At the end of the 1970s, the neo-liberal idea developed that if you work hard you can succeed, but if you fail it’s because you haven’t given yourself the means. In the 1980s, under the Thatcher/Reagan era, Western countries became deindustrialised and mass unemployment emerged. In the 1990s, the “cool Britannia” left-wingers such as Tony Blair, Bill Clinton, Jospin and Zapatero re-industrialised Western countries, but companies set up clusters in the big cities. Rents were skyrocketing, and landlords were getting enormously rich. In the early 2000s, 83% of members of parliament in Western democracies were linked to property developement. In the 2000s, the neoconservatives in power, under the guise of health policy, insisted that it was the fault of individuals if they failed or were ill.

From 2000 to 2019, movements of revolt against the neoliberal economy are growing: “Occupy Wall Street” in the United States, the “podemos” in Spain, the yellow waistcoats in France, the “indignant” in Greece, the Five Star movement in Italy. These mass anti-neoliberal movements are joined by mass environmental movements such as “Extinction Rebellion”, “Friday for future” and the “earth uprisings”. These movements are being repressed with terrible violence. A surveillance society developed in the 2000s under W. Bush, Sarkozy, Berlusconi and Cameron, followed by the militarisation of the police. The combination of this violent repression and two years of confinement linked to the Covid crisis wiped out these organised movements and left people isolated.

Today, people living in rural areas no longer have the means to access to the city, where there are jobs and schools. The exposure of these isolated people to social media confronts them on a daily basis with success stories. The media constantly repeat that Westerners no longer want to work in the toughest jobs. Instead of turning their hatred towards neoliberalism, these people think they don’t deserve success. They have turned their anger against themselves.

In this context, since 2010 in the United States and since 2015 in Europe, the consumption of methamphetamines and synthetic opiates has exploded. It’s a veritable epidemic. These are not recreational drugs. These are drugs that make you work harder, sleep less and lose weight. People take these drugs because they feel they are not doing enough and think they need them to achieve their goals. The majority of deaths are not linked to overdoses but rather to heart attacks and suicides due to exhaustion and lack of sleep. They are associated with little crime and do not appear in official statistics. As they are mainly consumed in rural areas or small towns, users are outside the police zone. As they can be made at home from household products, the public authorities have few means of combating them. Most of these people end up in very precarious situations because they lose their jobs, their spouses and their children because of drugs. The government’s response has been to step up the municipal police force to move these people out of sight.

They are called the “deplorables”, the “toothless”. Society points an accusing finger at these people. Judges make social assistance and childcare conditional on not taking drugs. Some have not even decided to start taking drugs, but have become addicted as a result of hospital treatment.
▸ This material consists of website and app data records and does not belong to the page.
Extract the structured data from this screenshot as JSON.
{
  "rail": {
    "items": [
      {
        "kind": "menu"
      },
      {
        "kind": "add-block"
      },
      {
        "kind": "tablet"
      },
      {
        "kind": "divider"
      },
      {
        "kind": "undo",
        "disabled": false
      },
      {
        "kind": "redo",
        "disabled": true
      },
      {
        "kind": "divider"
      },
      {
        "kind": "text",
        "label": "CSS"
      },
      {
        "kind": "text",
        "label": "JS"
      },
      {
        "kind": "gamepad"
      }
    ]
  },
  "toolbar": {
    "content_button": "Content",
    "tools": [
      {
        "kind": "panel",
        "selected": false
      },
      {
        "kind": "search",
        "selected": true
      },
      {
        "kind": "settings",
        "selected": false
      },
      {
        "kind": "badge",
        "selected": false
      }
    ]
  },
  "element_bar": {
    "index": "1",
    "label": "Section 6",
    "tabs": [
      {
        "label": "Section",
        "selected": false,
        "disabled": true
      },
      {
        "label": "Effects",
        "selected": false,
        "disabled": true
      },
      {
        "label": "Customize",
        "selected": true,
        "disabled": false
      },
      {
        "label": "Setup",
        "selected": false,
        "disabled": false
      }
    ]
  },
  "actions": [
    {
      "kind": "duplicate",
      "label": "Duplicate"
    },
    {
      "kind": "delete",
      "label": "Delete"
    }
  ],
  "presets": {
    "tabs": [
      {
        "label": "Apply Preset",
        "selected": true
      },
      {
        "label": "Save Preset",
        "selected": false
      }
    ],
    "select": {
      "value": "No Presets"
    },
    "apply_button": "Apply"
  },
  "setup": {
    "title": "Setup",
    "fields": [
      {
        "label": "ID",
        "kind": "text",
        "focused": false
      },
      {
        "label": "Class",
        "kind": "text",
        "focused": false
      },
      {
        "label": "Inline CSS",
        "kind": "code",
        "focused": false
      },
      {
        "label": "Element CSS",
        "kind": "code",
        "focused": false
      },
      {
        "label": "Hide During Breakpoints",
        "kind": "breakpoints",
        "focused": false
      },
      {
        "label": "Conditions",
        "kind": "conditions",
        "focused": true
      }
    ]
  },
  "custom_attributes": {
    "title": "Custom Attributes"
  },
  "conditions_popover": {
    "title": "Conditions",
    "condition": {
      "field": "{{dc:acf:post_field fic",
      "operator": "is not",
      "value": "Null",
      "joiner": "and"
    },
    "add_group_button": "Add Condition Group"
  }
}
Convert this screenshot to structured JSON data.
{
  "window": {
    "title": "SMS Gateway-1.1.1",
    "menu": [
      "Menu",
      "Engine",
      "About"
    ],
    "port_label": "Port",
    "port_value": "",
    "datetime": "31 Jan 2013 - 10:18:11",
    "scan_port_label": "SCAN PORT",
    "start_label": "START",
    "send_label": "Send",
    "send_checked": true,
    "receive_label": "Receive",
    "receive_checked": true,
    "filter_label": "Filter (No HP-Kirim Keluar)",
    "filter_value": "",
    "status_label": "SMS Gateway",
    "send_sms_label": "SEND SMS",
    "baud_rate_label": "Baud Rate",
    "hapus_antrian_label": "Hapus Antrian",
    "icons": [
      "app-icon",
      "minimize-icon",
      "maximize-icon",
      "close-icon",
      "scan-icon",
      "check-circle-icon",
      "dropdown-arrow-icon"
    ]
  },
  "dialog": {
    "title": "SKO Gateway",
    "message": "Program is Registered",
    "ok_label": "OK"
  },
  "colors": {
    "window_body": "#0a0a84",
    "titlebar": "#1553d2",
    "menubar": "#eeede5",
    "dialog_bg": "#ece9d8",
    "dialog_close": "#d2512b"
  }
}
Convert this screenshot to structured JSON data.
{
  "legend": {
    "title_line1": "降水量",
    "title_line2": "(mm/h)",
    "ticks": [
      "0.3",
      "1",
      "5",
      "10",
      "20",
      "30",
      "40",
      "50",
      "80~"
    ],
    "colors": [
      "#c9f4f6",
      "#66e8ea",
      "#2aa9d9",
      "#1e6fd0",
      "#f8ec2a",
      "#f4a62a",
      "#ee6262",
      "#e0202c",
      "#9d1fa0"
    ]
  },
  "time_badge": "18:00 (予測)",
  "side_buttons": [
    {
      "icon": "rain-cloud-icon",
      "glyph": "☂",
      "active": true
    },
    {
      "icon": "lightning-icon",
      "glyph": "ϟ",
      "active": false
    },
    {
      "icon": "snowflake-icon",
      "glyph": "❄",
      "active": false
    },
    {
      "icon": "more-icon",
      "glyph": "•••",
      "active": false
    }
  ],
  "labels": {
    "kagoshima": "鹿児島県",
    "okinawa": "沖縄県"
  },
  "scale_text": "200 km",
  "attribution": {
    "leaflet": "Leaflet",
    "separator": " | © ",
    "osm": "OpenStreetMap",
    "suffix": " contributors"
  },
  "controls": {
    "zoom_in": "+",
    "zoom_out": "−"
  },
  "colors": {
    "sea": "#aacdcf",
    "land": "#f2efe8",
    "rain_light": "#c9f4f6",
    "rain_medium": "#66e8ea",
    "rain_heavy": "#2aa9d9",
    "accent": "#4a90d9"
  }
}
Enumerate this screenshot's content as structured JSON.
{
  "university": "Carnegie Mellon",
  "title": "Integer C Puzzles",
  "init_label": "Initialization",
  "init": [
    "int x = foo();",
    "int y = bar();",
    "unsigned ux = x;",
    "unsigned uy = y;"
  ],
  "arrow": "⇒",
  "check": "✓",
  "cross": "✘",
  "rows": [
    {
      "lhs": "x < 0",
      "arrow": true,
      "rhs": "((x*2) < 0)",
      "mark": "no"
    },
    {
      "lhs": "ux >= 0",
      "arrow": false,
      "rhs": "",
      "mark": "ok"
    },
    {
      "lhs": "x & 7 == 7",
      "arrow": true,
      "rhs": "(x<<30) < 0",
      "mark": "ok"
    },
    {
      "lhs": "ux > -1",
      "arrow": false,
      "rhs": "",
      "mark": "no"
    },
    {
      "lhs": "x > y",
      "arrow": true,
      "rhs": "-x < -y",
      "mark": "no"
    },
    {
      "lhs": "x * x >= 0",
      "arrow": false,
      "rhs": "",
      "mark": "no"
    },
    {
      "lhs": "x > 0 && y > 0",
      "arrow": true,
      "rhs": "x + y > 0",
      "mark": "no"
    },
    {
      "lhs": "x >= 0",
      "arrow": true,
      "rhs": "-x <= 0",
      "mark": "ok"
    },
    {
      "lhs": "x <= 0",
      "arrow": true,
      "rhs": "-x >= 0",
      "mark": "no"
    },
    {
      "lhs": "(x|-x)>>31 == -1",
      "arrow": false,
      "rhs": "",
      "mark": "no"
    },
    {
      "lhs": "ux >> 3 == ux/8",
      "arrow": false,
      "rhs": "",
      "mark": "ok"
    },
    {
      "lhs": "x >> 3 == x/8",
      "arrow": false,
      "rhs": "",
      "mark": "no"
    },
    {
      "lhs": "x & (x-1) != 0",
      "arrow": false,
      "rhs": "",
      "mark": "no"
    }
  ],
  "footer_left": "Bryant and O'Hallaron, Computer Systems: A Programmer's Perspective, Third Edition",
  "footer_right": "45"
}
This is the case of Matthew Perry, Michael Jackson and Prince.

The neo-liberal ideology that says it’s their fault must be disproved. Most people don’t deserve their failures. Rather, they are the result of bad economic policies or accidents in their lives. It’s not by working harder or losing weight that their lives will improve. That’s out of their reach.

We need to rediscover a healthy anger against those who put them in impossible situations. The representatives they have elected are not defending their citizens. The power of the rich only holds because the elected representatives listen to the rich. In affluent societies such as those in the West, there should be no forgotten members of the Republic who are subjected to unbearable physical constraints. It’s the people in power who are responsible, and it’s they who should be blamed. It is the people who must govern. It is healthy to call for referendums for more democracy and to ask the military and police to protect the citizens.

En France, plus un territoire n’échappe à la drogue – France télévisions:

L’héroïne en milieu rural en France : une réalité ignorée – The conversation:

Mexique : Fentanyl, le nouveau poison des cartels | Arte Reportage:

Togo : la folie du Tramadol | ARTE Reportage:

Drogue : le fléau du crystal meth en Allemagne • FRANCE 24:

Vicodin : effets, c’est quoi cette drogue, en France ? :

Cet opiacé fait des ravages aux Etats-Unis : la consommation d’oxycodone augmente de manière “inquiétante” en France – Midi Libre:

Paul Collier – The Future of Capitalism – Facing the New Anxieties

Mon rond-point dans ta gueule : portraits de Gilets Jaunes (préface Yvan Le Bolloc’h) – Sandrine Kerion:

“Crystal meth”, casos de consumo en España para aguantar en el trabajo – Euronews:

Aurianne Or by Aurianne Or is licensed under CC BY-NC 4.0